I also thought Carolyn Mahaney's insights about the necessity for both discipline and affection in this chapter were very wise. Her observation about how withholding discipline is unloving is especially helpful to be reminded of. It's hard to say no to your child, when you love them so much - and yet it is not loving to indulge our kids. And her explanation of the need for affection as well as discipline really rang true:

Growing in warm, affectionate love does not conflict with the responsibility to teach and discipline our children. Quite the opposite is true. Tenderness actually softens our children's hearts and wins their affection, which helps them to more readily receive our instruction and training.

And finally, I loved being reminded of my ultimate aim for my kids - that they would "repent of their sins, put their trust in Jesus Christ, and reflect the gospel in the world around them".

*Pic is of my little girl Elsie now... I know, how could I ever seen her as a burden??


mattnbec said...

The mind-shift from seeing your kids as a blessing rather than a burden made a massive difference to me too at a particularly hard time. And likewise, I think it came along with spending more time reflecting on scripture.


Emma P said...

Hi Nicole,
Thank you SO much for your wise thoughtful comments.
I am currently working up a seminar on Titus 2:3-5 for this weekend and I'm using Mahaney's book for ideas. Your comments after Chapter 1 really crystallized my thinking, especially the stuff re: why we don't mentor young women (ie: church structure, societal pressures, busyness). I also found it helpful to be reminded to put these verses in the context of the "ocean of general instruction". It reminds me of Col 3:16 "let the word of Christ dwell in you richly as you teach and admonish one another with ALL wisdom.......".
Thanks again Nicole.

Sharon said...

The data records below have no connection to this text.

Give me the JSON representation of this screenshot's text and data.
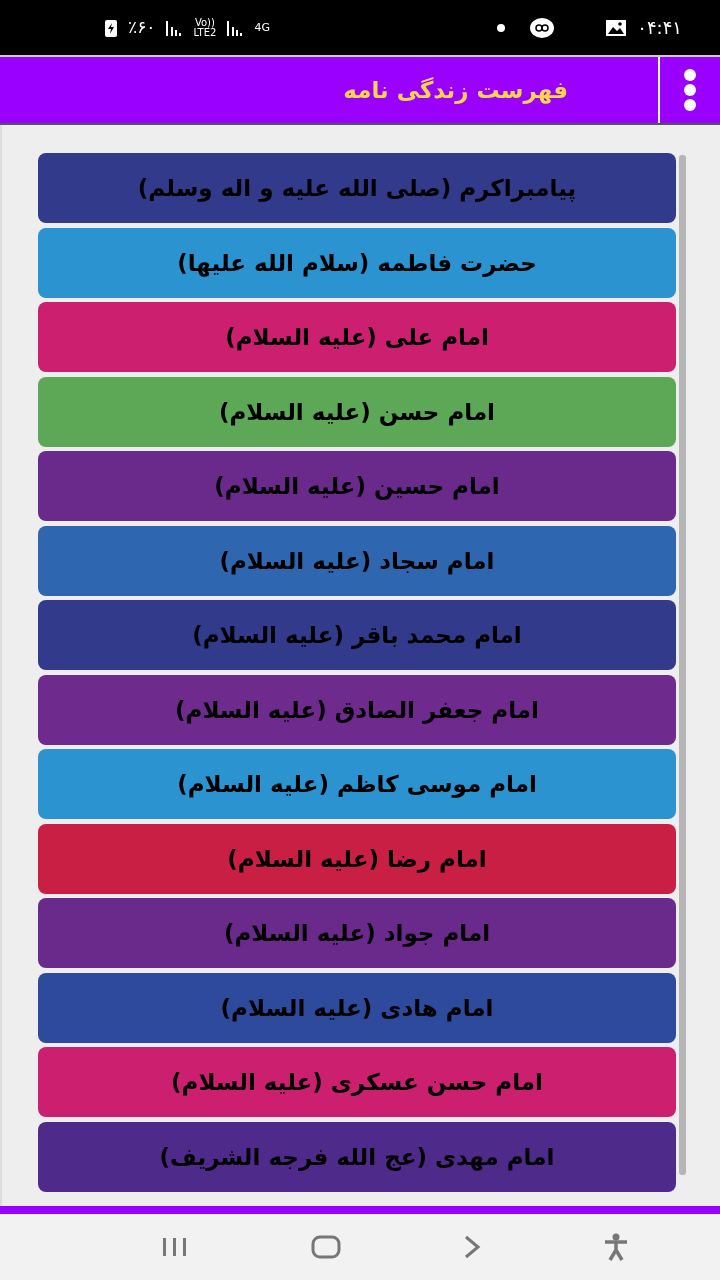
{
  "status_bar": {
    "time": "۰۴:۴۱",
    "battery": "٪۶۰",
    "volte": "Vo))",
    "lte": "LTE2",
    "network": "4G"
  },
  "header": {
    "title": "فهرست زندگی نامه"
  },
  "items": [
    {
      "label": "پیامبراکرم (صلی الله علیه و اله وسلم)",
      "color": "#323a8c"
    },
    {
      "label": "حضرت فاطمه (سلام الله علیها)",
      "color": "#2a93d0"
    },
    {
      "label": "امام علی (علیه السلام)",
      "color": "#cc1f6f"
    },
    {
      "label": "امام حسن (علیه السلام)",
      "color": "#5da857"
    },
    {
      "label": "امام حسین (علیه السلام)",
      "color": "#6a2a8c"
    },
    {
      "label": "امام سجاد (علیه السلام)",
      "color": "#2f66b0"
    },
    {
      "label": "امام محمد باقر (علیه السلام)",
      "color": "#323a8c"
    },
    {
      "label": "امام جعفر الصادق (علیه السلام)",
      "color": "#6e2a8c"
    },
    {
      "label": "امام موسی کاظم (علیه السلام)",
      "color": "#2a93d0"
    },
    {
      "label": "امام رضا (علیه السلام)",
      "color": "#c91f45"
    },
    {
      "label": "امام جواد (علیه السلام)",
      "color": "#6a2a8c"
    },
    {
      "label": "امام هادی (علیه السلام)",
      "color": "#2d4a9c"
    },
    {
      "label": "امام حسن عسکری (علیه السلام)",
      "color": "#cc1f6f"
    },
    {
      "label": "امام مهدی (عج الله فرجه الشریف)",
      "color": "#4e2a8a"
    }
  ]
}
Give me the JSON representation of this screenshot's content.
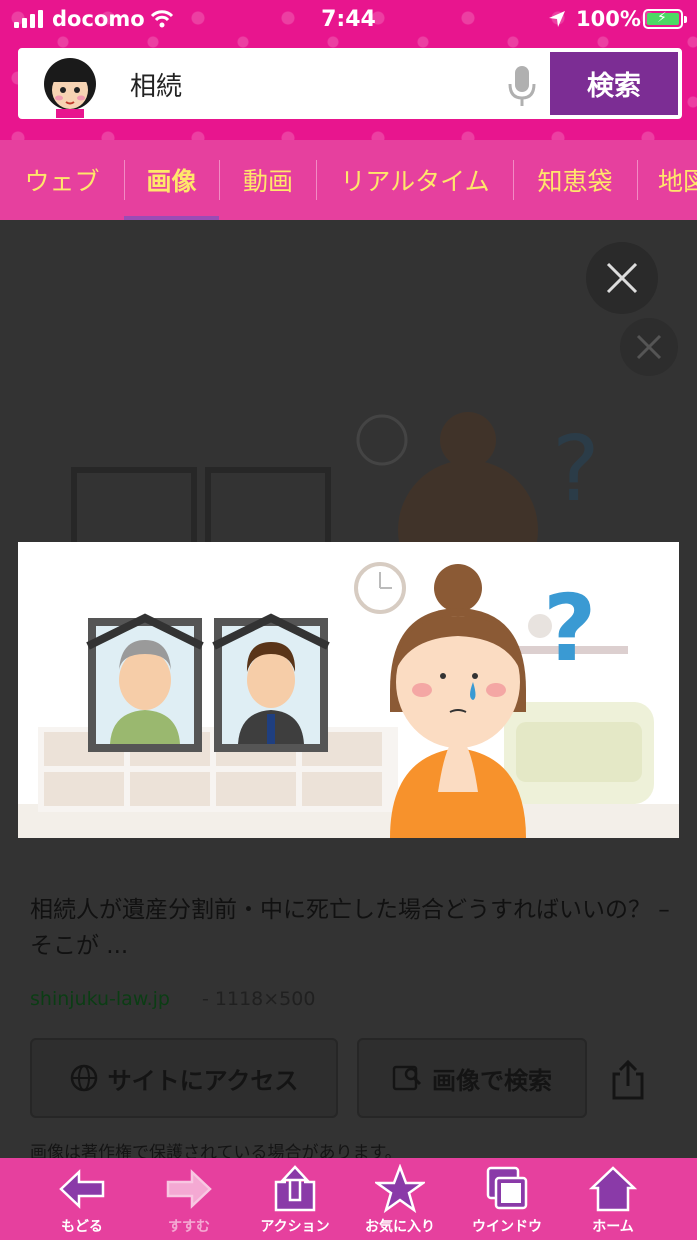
{
  "status_bar": {
    "carrier": "docomo",
    "time": "7:44",
    "battery_percent": "100%"
  },
  "search": {
    "query": "相続",
    "button_label": "検索"
  },
  "tabs": [
    {
      "label": "ウェブ"
    },
    {
      "label": "画像",
      "active": true
    },
    {
      "label": "動画"
    },
    {
      "label": "リアルタイム"
    },
    {
      "label": "知恵袋"
    },
    {
      "label": "地図"
    }
  ],
  "result": {
    "title": "相続人が遺産分割前・中に死亡した場合どうすればいいの？ – そこが ...",
    "source": "shinjuku-law.jp",
    "dimensions": "- 1118×500",
    "visit_site_label": "サイトにアクセス",
    "search_by_image_label": "画像で検索",
    "copyright_note": "画像は著作権で保護されている場合があります。"
  },
  "toolbar": [
    {
      "label": "もどる",
      "icon": "back-arrow-icon"
    },
    {
      "label": "すすむ",
      "icon": "forward-arrow-icon"
    },
    {
      "label": "アクション",
      "icon": "share-icon"
    },
    {
      "label": "お気に入り",
      "icon": "star-icon"
    },
    {
      "label": "ウインドウ",
      "icon": "windows-icon"
    },
    {
      "label": "ホーム",
      "icon": "home-icon"
    }
  ],
  "colors": {
    "brand_pink": "#e8158e",
    "tab_text": "#ffe66b",
    "search_button": "#7c2d94"
  }
}
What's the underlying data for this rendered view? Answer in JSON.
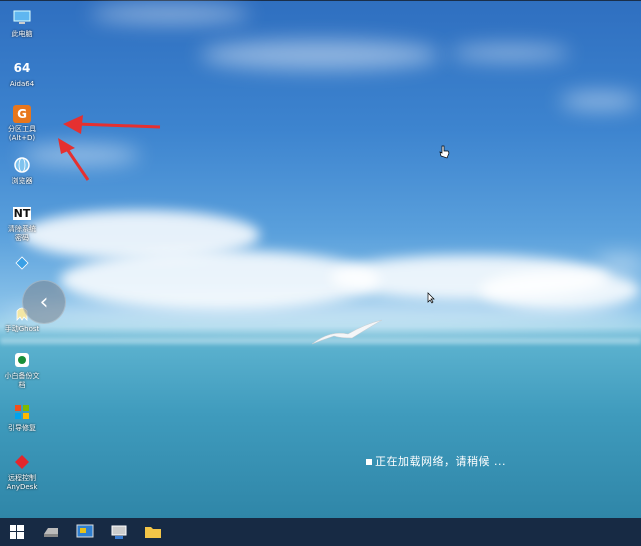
{
  "desktop_icons": [
    {
      "label": "此电脑",
      "icon": "computer-icon"
    },
    {
      "label": "Aida64",
      "icon": "aida64-icon",
      "glyph": "64"
    },
    {
      "label": "分区工具\n(Alt+D)",
      "icon": "partition-tool-icon",
      "glyph": "G"
    },
    {
      "label": "浏览器",
      "icon": "browser-icon"
    },
    {
      "label": "清除系统\n密码",
      "icon": "password-clear-icon",
      "glyph": "NT"
    },
    {
      "label": "",
      "icon": "app-icon"
    },
    {
      "label": "手动Ghost",
      "icon": "ghost-icon"
    },
    {
      "label": "小白备份文\n档",
      "icon": "backup-icon"
    },
    {
      "label": "引导修复",
      "icon": "boot-repair-icon"
    },
    {
      "label": "远程控制\nAnyDesk",
      "icon": "anydesk-icon"
    }
  ],
  "status_text": "正在加载网络，请稍候 ...",
  "taskbar_items": [
    "windows-start-icon",
    "drive-icon",
    "monitor-app-icon",
    "network-app-icon",
    "folder-icon"
  ],
  "colors": {
    "taskbar": "#172a44",
    "arrow": "#e53030"
  }
}
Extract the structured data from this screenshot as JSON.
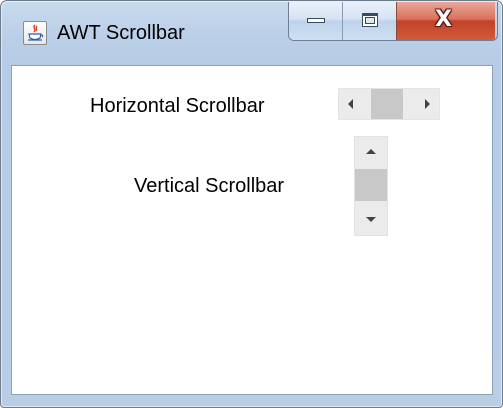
{
  "window": {
    "title": "AWT Scrollbar",
    "app_icon": "java-coffee-cup-icon",
    "caption_buttons": {
      "minimize_icon": "minimize-icon",
      "maximize_icon": "maximize-icon",
      "close_icon": "close-icon",
      "close_glyph": "X"
    },
    "colors": {
      "frame": "#b9cde5",
      "close_button": "#c2412a",
      "client_background": "#ffffff",
      "scrollbar_track": "#ebebeb",
      "scrollbar_thumb": "#c8c8c8"
    }
  },
  "content": {
    "horizontal_label": "Horizontal Scrollbar",
    "vertical_label": "Vertical Scrollbar",
    "horizontal_scrollbar": {
      "left_arrow_icon": "arrow-left-icon",
      "right_arrow_icon": "arrow-right-icon",
      "thumb_position": 0.0
    },
    "vertical_scrollbar": {
      "up_arrow_icon": "arrow-up-icon",
      "down_arrow_icon": "arrow-down-icon",
      "thumb_position": 0.0
    }
  }
}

Some verses that have helped encourage me in loving my children in a caring manner are from 1 Thess 2:6-12, in particular vv7-8: "We were gentle among you, like a mother caring for her little children. We loved you so much that we were delighted to share with you not only the gospel of God but our lives as well, because you had become so dear to us."
I am reminded that God has given my children to me so I can share my life with them, not just occasional moments snatched in between chores or my own self-oriented pursuits. I am encouraged to be gentle and caring, rather than brusque and impatient with their little ways. I want to love them so much that I am delighted that they are in my life. And also, I am challenged to ensure that my everyday life is an open book of the gospel, as well as my words to them.
~ Sharon

Rachach said...

Hi Nicole,
I'm wondering how you managed to read your Bible every day with 3 young children and lack of sleep?

Nicole said...

Good question 'Rachach',

It is really hard to find the time with 3 little ones!

After getting into a pattern of not reading my Bible on a daily basis, I just decided that I needed to choose a time to do it every day and try to stick to it! I was especially challenged after reading John Piper's thoughts on this in When I Don't Desire God - how to fight for joy. I wrote about this here.

So after talking it through, my husband and I decided that we would take it in turns to look after the kids in the early morning while the other spends time reading the Bible and praying. This has worked really well for us (I wrote about this here).

Of course, we're fortunate that Dave works close by and doesn't have to be out the door at 6 every morning to travel 2 hours on the train to the city! If we were in that sort of situation, I suspect we probably wouldn't go with prayer and Bible reading in the morning, and would have to try and figure out something else.